Flying Cloud, because of past use of wells and septic systems, present a known high risk for groundwater pollution or contamination. This is in addition to air and (surface) water pollution. Ground operations are
varied and under-supervised. [If you doubt this is true, compare the permits and inspections that would apply to a similar industrial activity not on airport property.]
The Irresponsible Governmental Unit and their Polluting Cohorts.
Over the years, with the help of Legislators who ought to have known better, MAC became its own “Watershed Management Organization” and assumed a role as the “responsible governmental unit” for environmental management at MSP Users and airport tenants’ permits, their plans and capacity for emergency response, their inspections, and any enforcement are “managed” by contract terms and funded by fees, rents, and other MAC revenue.
MAC’s own operations and construction projects are overseen by State and Federal agencies, usually without consultation with other local governments. Except for noise mitigation, environmental management budgets at MAC are decreasing as a percent of revenue.
Pollution is seen as a public relations issue, not a regulatory issue, at MAC.
Are you aware of how MAC “handled” the February 2003 fuel leaks, over 40,000 gallons of aviation fuel “gone missing” at MSP? How hard they worked to find an alternate source of well contamination around Lake Elmo? The number of times violations were so gross that MPCA or EPA “fined” MAC?
As it happened, the MAC was doing an Assessment of Environmental Effects of its long-term capital construction program this Fall. Although staff and, apparently, key Commissioners were aware of the leaks, the draft report to the EQB was silent about any problems with the underground fueling system: no mention of the MPCA investigations and enforcement activities. SMAAC sent written comments to the public hearing November 3, that the draft report claimed, but did not present any facts supporting the claim, that no project planned for the next 7 years at any airport needed worksheet attention or an impact study. Comments on the AOEE closed November 10.

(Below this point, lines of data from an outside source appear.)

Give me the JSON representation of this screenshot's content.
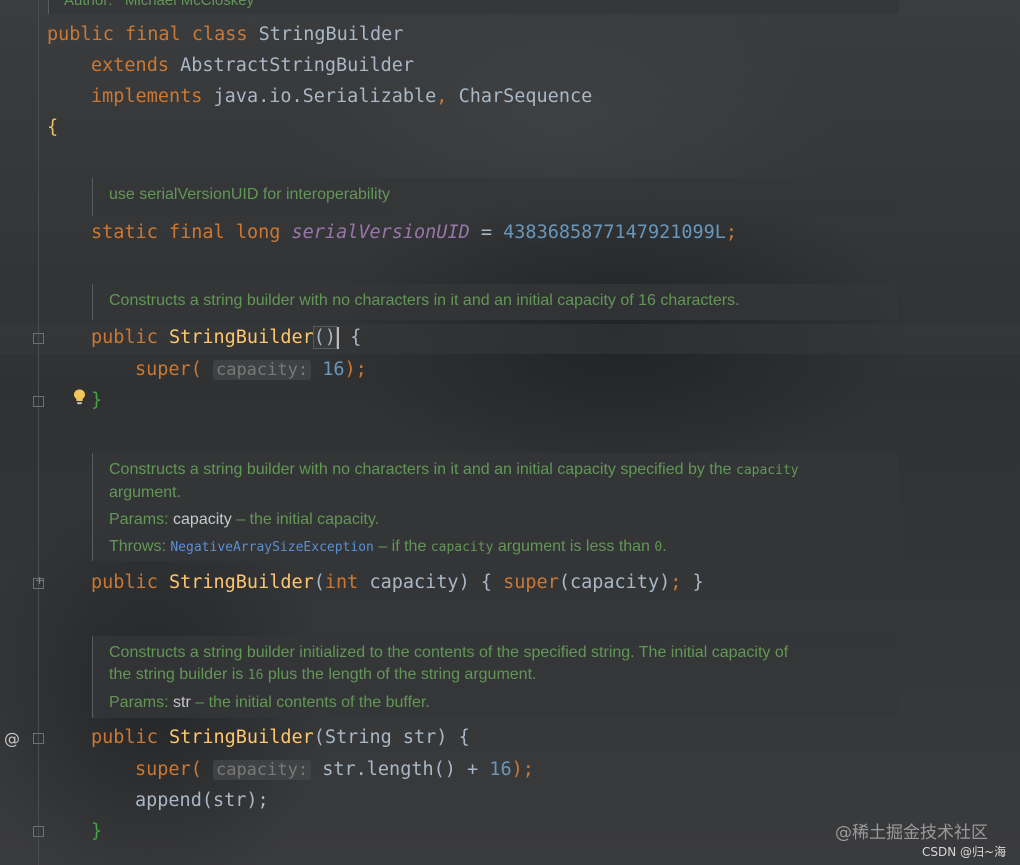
{
  "header": {
    "author_label": "Author:",
    "author_name": "Michael McCloskey"
  },
  "class_decl": {
    "kw_public": "public",
    "kw_final": "final",
    "kw_class": "class",
    "name": "StringBuilder",
    "kw_extends": "extends",
    "extends_name": "AbstractStringBuilder",
    "kw_implements": "implements",
    "iface1": "java.io.Serializable",
    "comma": ",",
    "iface2": "CharSequence",
    "open_brace": "{"
  },
  "doc1": "use serialVersionUID for interoperability",
  "field_line": {
    "kw_static": "static",
    "kw_final": "final",
    "kw_long": "long",
    "name": "serialVersionUID",
    "eq": "=",
    "value": "4383685877147921099L",
    "semi": ";"
  },
  "doc2": "Constructs a string builder with no characters in it and an initial capacity of 16 characters.",
  "ctor1": {
    "kw_public": "public",
    "name": "StringBuilder",
    "parens": "()",
    "open": "{",
    "super_kw": "super(",
    "hint": "capacity:",
    "arg": "16",
    "close_call": ");",
    "close": "}"
  },
  "doc3": {
    "text_a": "Constructs a string builder with no characters in it and an initial capacity specified by the",
    "code_a": "capacity",
    "text_b": "argument.",
    "params_label": "Params:",
    "params_name": "capacity",
    "params_desc": "– the initial capacity.",
    "throws_label": "Throws:",
    "throws_ex": "NegativeArraySizeException",
    "throws_desc_a": "– if the",
    "throws_code": "capacity",
    "throws_desc_b": "argument is less than",
    "throws_zero": "0",
    "throws_end": "."
  },
  "ctor2": {
    "kw_public": "public",
    "name": "StringBuilder",
    "open_paren": "(",
    "kw_int": "int",
    "param": "capacity",
    "close_paren": ")",
    "body_open": "{",
    "super_kw": "super",
    "call": "(capacity)",
    "semi": ";",
    "body_close": "}"
  },
  "doc4": {
    "line1": "Constructs a string builder initialized to the contents of the specified string. The initial capacity of",
    "line2a": "the string builder is",
    "line2code": "16",
    "line2b": "plus the length of the string argument.",
    "params_label": "Params:",
    "params_name": "str",
    "params_desc": "– the initial contents of the buffer."
  },
  "ctor3": {
    "kw_public": "public",
    "name": "StringBuilder",
    "sig": "(String str)",
    "open": "{",
    "super_kw": "super(",
    "hint": "capacity:",
    "expr": "str.length() + ",
    "num": "16",
    "close_call": ");",
    "append_line": "append(str);",
    "close": "}"
  },
  "watermark": "@稀土掘金技术社区",
  "csdn": "CSDN @归~海"
}
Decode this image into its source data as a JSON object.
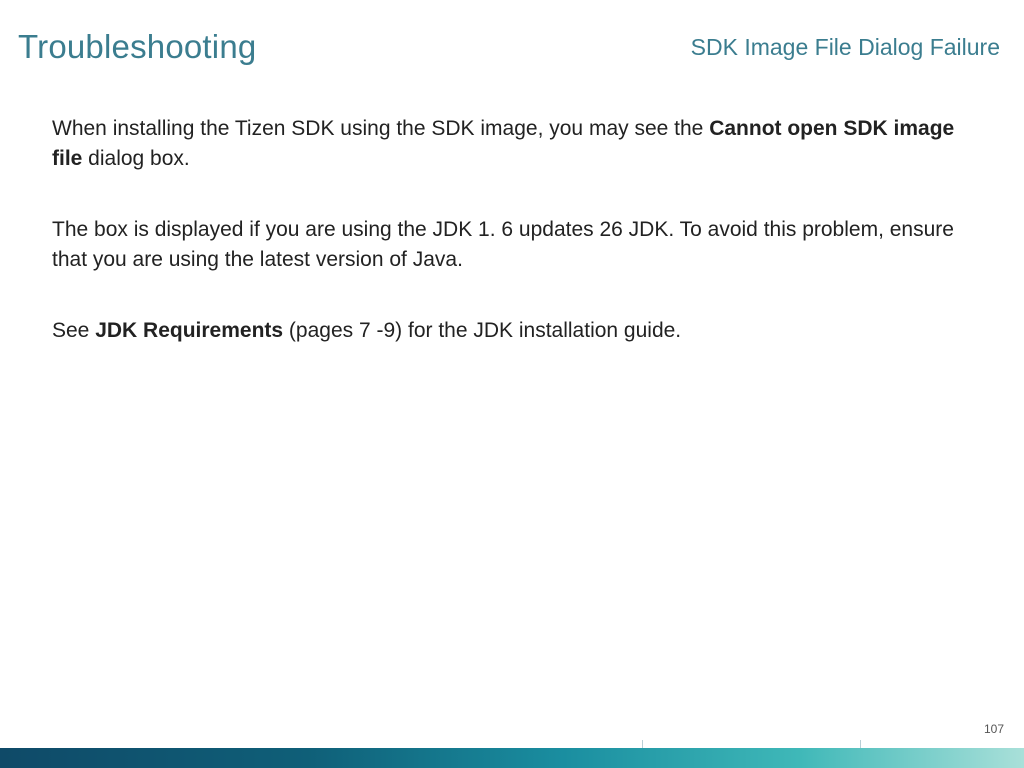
{
  "header": {
    "title": "Troubleshooting",
    "subtitle": "SDK Image File Dialog Failure"
  },
  "body": {
    "p1_a": "When installing the Tizen SDK using the SDK image, you may see the ",
    "p1_b_bold": "Cannot open SDK image file",
    "p1_c": " dialog box.",
    "p2": "The box is displayed if you are using the JDK 1. 6 updates 26 JDK. To avoid this problem, ensure that you are using the latest version of Java.",
    "p3_a": "See ",
    "p3_b_bold": "JDK Requirements",
    "p3_c": " (pages 7 -9) for the JDK installation guide."
  },
  "page_number": "107"
}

Tom Meersman’s story of the fuel leaks broke November 24. The Hearing Officer’s Report of the AOEE was forwarded by the Planning and Environment Committee (undiscussed, consent agenda) December 9.
Later, I asked the Committee to re-open the hearings because of the fuel leaks, and staff said that the Commission could do that, or they could modify or append to the report, but there was no legal requirement to do so. The Hearing Officer’s Report of the AOEE as forwarded by the Planning and Environment Committee was placed on the MAC’s consent agenda for the December 20 meeting. Commissioner Williams, at my request, asked for discussion. He asked Staff if the Report was “in proper order” considering questions raised at the P&E meeting. Staff replied that the Report included SMAAC’s letter and a Commission (staff) response. The Report was approved by the MAC to be forwarded to EQB.
Later, during the public appearances item – always the last on the Agenda – I noted that the Report had not been available online and handouts were in short supply. I said the Report, as a minimum, should have noted the fuel leaks and the fact of the enforcement action, but I did not know if it did. Staff said it did not and, because of the special law that applied to MAC, need not comment on the “stipulation agreement” being negotiated with the PCA. I would have replied that “required” and “appropriate” are different concepts, but Chair Tigwell cut me off: “Write us.” she said.
On December 23, SMAAC received a copy of the Report. Attachment A thereto was our October letter inquiring about the Hearing and a staff response dated December 2. Our letter of November 3 to the Hearing Officer was missing. Our inquiries about this are so far unanswered.
SMAAC believes from the news report, some additional inquiries, and a discussion with Tom Hogan, MAC’s public relations officer, that the underground fueling system was the source of the leaks. The system failed, was damaged by nearby excavations, was improperly operated, or some combination.
Because of possible security implications, SMAAC was willing to soft-pedal our questions. But the loss or omission of comments, properly entered into the record of the hearing, is a serious matter.